From Cold Case, to The Shield, and including the Barbershop movies, I'm sure there's been a project you've enjoyed which has involved J. David Shanks.
I caught up with J. David Shanks recently, and here's what he had to say.
1. What was it like working on The Shield?
I felt like a student who had won a scholarship to one of the most prestigious universities in the world.
Shawn Ryan is perhaps one of the most prolific producers in the industry and the fact that he and his team thought enough of me as an actor to allow me to work on the show for a couple of seasons really boosted my confidence. Working with Michael Chiklis and Walton Gogins was like having a front row seat in a Master's Acting class. Working on The Shield with such consummate professionals inspired me to go to film school. Learning the entire process has made me a much smarter actor with a greater appreciation for the collaborative effort involved in any project; television or film.
2. How was your experience with Cold Case in comparison to The Shield?
Cold Case was the very first job I booked in Los Angeles. We arrived in July of 2004 and I got the call that I had landed the role in late October of the same year. Needless to say, I was really nervous and wanted to be perfect. I placed a great deal of pressure on myself that James Whitmore Jr., the director of this particular episode could sense. He pulled me to the side and said, “David, you got the job and it is yours for the duration of this shoot. Relax and have fun with this character. I cast you out of all the folks that auditioned because you understood this guy. Give me what you did in the audition and let's have some fun”. From that moment on, we partied. It was an awesome experience.
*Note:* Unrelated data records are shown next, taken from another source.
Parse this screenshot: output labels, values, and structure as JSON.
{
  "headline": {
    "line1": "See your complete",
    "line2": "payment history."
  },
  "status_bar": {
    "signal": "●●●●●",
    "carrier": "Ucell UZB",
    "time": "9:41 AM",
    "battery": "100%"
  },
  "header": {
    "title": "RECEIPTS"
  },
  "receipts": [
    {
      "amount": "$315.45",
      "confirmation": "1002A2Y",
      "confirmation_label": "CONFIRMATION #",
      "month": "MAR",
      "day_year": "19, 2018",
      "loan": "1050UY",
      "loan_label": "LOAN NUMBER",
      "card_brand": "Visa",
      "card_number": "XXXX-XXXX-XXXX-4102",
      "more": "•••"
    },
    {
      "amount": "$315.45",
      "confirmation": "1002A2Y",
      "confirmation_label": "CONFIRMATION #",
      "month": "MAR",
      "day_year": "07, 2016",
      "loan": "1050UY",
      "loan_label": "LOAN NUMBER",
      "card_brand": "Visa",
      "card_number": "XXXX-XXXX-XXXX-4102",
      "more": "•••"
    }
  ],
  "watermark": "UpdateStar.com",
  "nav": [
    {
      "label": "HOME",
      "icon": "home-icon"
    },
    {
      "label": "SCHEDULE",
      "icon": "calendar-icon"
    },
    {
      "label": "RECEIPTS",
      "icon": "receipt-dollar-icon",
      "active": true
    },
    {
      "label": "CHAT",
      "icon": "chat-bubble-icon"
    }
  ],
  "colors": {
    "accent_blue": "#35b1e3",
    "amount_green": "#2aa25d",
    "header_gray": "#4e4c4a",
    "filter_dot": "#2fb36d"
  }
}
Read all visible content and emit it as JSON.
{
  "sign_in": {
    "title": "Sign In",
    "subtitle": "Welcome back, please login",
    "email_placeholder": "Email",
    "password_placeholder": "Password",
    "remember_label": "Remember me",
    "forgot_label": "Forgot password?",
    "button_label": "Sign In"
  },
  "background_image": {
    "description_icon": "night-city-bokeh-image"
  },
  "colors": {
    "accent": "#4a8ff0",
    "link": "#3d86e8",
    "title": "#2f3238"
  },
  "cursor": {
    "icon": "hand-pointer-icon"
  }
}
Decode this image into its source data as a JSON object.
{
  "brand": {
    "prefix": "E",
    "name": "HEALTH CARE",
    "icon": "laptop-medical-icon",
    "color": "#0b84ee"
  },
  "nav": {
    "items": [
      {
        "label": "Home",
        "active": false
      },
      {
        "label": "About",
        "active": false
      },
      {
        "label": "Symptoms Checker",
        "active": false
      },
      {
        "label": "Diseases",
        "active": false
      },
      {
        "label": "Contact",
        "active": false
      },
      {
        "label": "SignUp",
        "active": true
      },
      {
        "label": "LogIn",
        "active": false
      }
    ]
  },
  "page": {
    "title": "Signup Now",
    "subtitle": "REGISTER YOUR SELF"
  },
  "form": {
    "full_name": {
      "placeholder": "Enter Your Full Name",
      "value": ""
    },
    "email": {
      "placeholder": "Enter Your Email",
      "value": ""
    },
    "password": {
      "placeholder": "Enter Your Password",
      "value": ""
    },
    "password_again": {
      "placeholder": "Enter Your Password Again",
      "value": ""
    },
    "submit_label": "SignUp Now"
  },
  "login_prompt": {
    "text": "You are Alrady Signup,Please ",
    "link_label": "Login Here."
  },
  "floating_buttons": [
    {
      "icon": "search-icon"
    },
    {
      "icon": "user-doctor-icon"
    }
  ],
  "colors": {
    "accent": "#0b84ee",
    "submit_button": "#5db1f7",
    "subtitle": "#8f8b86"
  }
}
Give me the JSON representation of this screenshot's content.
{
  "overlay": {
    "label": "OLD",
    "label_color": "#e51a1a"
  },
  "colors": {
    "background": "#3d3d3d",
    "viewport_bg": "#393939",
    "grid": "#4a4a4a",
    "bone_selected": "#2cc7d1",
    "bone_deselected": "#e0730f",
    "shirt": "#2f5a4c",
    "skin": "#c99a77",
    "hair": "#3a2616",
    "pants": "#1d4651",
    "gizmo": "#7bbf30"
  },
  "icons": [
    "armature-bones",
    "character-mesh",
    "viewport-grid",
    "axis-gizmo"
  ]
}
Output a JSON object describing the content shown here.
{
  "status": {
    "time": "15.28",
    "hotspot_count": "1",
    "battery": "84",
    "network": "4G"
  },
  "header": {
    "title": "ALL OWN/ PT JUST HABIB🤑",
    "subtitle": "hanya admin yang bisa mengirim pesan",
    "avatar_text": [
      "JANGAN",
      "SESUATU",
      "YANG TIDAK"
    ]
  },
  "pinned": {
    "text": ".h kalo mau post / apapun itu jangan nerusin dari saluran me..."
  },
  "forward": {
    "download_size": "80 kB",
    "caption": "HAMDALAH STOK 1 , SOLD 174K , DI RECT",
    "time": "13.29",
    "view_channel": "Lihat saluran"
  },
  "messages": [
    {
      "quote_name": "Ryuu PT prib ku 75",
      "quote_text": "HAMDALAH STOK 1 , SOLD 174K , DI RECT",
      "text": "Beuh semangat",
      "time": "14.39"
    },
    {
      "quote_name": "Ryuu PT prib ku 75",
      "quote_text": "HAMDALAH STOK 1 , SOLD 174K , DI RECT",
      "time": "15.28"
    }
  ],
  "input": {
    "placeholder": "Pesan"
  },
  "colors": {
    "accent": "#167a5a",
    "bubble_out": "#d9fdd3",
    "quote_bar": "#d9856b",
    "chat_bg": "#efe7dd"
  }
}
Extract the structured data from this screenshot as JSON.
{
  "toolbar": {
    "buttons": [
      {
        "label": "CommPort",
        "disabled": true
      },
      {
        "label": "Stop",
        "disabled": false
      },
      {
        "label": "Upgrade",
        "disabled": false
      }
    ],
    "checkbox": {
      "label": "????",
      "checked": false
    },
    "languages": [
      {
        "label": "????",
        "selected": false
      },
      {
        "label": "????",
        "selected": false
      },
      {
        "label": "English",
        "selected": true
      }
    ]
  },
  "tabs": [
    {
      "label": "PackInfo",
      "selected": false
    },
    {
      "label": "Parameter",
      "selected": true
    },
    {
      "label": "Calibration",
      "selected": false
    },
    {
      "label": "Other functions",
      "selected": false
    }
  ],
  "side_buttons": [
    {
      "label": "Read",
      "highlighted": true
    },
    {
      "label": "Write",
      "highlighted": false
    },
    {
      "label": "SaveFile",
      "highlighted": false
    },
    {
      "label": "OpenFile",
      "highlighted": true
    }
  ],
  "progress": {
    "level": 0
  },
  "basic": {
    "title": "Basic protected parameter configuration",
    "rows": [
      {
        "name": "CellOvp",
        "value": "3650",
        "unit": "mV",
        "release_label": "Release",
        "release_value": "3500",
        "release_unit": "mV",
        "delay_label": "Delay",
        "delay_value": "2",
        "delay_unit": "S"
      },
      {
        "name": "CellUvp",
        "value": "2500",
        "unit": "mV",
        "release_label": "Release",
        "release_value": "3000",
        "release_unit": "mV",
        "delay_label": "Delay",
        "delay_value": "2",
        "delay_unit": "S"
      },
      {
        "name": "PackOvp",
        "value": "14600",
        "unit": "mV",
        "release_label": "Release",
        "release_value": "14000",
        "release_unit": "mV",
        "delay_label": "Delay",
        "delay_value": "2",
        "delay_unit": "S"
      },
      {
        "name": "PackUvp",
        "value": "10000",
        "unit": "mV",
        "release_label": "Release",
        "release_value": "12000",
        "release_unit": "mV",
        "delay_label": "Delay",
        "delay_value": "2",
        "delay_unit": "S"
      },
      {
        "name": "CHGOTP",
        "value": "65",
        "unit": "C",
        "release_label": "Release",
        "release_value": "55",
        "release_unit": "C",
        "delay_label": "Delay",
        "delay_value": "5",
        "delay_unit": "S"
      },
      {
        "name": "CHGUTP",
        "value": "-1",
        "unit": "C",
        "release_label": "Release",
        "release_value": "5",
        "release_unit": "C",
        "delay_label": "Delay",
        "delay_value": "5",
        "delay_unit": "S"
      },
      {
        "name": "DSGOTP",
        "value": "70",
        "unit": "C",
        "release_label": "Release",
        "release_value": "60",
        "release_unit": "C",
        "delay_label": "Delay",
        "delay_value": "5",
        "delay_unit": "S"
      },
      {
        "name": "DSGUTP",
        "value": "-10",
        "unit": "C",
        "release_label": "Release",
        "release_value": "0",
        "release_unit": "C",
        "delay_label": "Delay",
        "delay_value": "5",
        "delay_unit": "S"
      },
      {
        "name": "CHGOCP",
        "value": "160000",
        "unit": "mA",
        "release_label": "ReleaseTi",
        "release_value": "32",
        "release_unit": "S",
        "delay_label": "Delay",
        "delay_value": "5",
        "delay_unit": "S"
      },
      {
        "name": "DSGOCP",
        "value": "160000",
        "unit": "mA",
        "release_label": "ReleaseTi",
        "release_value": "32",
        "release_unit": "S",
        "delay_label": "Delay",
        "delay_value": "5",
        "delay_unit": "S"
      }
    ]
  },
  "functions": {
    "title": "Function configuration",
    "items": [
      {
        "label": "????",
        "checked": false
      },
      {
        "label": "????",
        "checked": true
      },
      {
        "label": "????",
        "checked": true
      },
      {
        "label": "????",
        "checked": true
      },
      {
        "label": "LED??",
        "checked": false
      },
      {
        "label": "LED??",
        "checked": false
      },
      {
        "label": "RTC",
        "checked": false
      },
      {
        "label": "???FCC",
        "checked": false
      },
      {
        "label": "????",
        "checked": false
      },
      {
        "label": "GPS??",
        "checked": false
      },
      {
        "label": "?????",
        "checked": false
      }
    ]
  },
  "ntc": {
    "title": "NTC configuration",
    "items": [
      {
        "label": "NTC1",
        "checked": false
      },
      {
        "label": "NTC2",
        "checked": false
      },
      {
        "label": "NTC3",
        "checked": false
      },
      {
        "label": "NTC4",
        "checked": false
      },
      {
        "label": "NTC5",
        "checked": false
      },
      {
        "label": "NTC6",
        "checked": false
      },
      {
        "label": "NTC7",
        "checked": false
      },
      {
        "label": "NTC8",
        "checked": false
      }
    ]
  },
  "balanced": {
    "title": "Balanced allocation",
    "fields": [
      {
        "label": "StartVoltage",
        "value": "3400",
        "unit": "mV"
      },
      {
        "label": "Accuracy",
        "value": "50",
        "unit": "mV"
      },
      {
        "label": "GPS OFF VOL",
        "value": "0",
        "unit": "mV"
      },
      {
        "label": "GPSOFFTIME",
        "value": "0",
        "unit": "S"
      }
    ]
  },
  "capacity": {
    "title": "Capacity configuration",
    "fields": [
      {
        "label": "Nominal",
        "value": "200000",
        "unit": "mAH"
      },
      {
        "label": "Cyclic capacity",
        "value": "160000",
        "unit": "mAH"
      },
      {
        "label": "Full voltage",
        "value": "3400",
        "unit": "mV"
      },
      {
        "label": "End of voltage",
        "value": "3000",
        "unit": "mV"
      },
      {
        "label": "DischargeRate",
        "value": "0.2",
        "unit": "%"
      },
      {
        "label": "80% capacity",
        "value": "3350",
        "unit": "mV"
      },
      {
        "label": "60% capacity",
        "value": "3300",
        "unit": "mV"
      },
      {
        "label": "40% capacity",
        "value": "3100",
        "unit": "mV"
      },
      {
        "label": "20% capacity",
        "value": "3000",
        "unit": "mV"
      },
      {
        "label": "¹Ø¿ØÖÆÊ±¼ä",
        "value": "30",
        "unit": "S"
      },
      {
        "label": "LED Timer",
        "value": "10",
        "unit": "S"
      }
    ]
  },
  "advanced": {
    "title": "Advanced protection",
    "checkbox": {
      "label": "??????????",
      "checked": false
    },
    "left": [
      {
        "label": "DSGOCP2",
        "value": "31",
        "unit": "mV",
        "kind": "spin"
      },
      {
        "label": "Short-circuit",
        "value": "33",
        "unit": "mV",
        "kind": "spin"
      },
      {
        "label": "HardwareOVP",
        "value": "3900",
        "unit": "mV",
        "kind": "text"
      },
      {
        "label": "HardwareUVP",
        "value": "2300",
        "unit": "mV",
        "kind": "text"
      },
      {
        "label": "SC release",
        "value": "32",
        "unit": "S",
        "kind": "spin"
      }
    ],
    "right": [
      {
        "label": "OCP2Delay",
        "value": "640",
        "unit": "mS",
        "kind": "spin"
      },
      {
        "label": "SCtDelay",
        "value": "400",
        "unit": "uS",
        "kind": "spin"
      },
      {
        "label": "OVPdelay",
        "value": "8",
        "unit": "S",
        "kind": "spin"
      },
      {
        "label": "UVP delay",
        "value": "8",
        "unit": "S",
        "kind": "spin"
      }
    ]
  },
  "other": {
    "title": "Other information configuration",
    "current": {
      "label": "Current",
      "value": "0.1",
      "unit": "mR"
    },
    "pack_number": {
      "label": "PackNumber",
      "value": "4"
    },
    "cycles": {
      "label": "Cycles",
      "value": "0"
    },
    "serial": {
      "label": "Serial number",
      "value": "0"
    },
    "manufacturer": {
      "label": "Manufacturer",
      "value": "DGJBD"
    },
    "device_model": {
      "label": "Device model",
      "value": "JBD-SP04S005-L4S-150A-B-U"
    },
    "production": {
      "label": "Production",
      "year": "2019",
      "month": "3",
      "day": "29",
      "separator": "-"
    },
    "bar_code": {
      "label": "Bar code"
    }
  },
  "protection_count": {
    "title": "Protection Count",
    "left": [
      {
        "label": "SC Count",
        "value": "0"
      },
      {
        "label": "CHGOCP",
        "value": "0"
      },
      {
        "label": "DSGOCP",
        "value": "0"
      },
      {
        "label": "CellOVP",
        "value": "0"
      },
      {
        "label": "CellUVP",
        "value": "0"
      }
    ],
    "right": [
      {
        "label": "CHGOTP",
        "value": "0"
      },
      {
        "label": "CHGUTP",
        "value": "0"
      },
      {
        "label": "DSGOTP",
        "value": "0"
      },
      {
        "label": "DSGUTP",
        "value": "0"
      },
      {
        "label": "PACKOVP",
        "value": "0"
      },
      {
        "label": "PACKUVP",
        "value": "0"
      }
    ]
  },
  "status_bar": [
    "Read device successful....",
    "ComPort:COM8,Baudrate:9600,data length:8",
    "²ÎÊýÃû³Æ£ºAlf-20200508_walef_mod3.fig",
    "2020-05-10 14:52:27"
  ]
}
3. How did you get involved in Barbershop?
I was a theater major at Columbia College in Chicago when George Tillman Jr. came to speak to the student body. He announced that he and Bob Teitel, who were both alumni of Columbia were coming back to Chicago to shoot a film called Barbershop. I immediately contacted my agent and bugged her relentlessly for an audition. I auditioned just before Christmas and had put it out of my mind not having heard anything after the New Year and got a call in late January that I had landed the role. That was my very first major motion picture and allowed me to join the Screen Actor's Guild. It was an incredible moment.
4. What was it like to come back for the sequel?
It felt like a family reunion. The cast had such a great time making the first film that we literally picked up the fun and games where we wrapped . Barbershop was a beautiful first “Hollywood” experience for me.
5. Can you please tell us a bit about your work as a writer?
I mentioned that I attended film school. I've always wanted to create characters that would challenge me as an actor and I'm pretty impatient at times so waiting for auditions that fit the bill wasn't an option. I've written 3 feature length screenplays, several short films; three of which I've produced and directed and am presently in negotiations to write my first feature length screenplay that will move immediately into production. Keep your fingers crossed for me. The trailers for the shorts I've written can be found on my website, http://www.jdavidshanks.com/ or on www.imdb.com.
I want to thank J. David Shanks for his time with this interview.
I hope you all enjoyed reading it as much as I did conducting it, and please be sure to check out J. David Shanks' upcoming projects.
Until next time.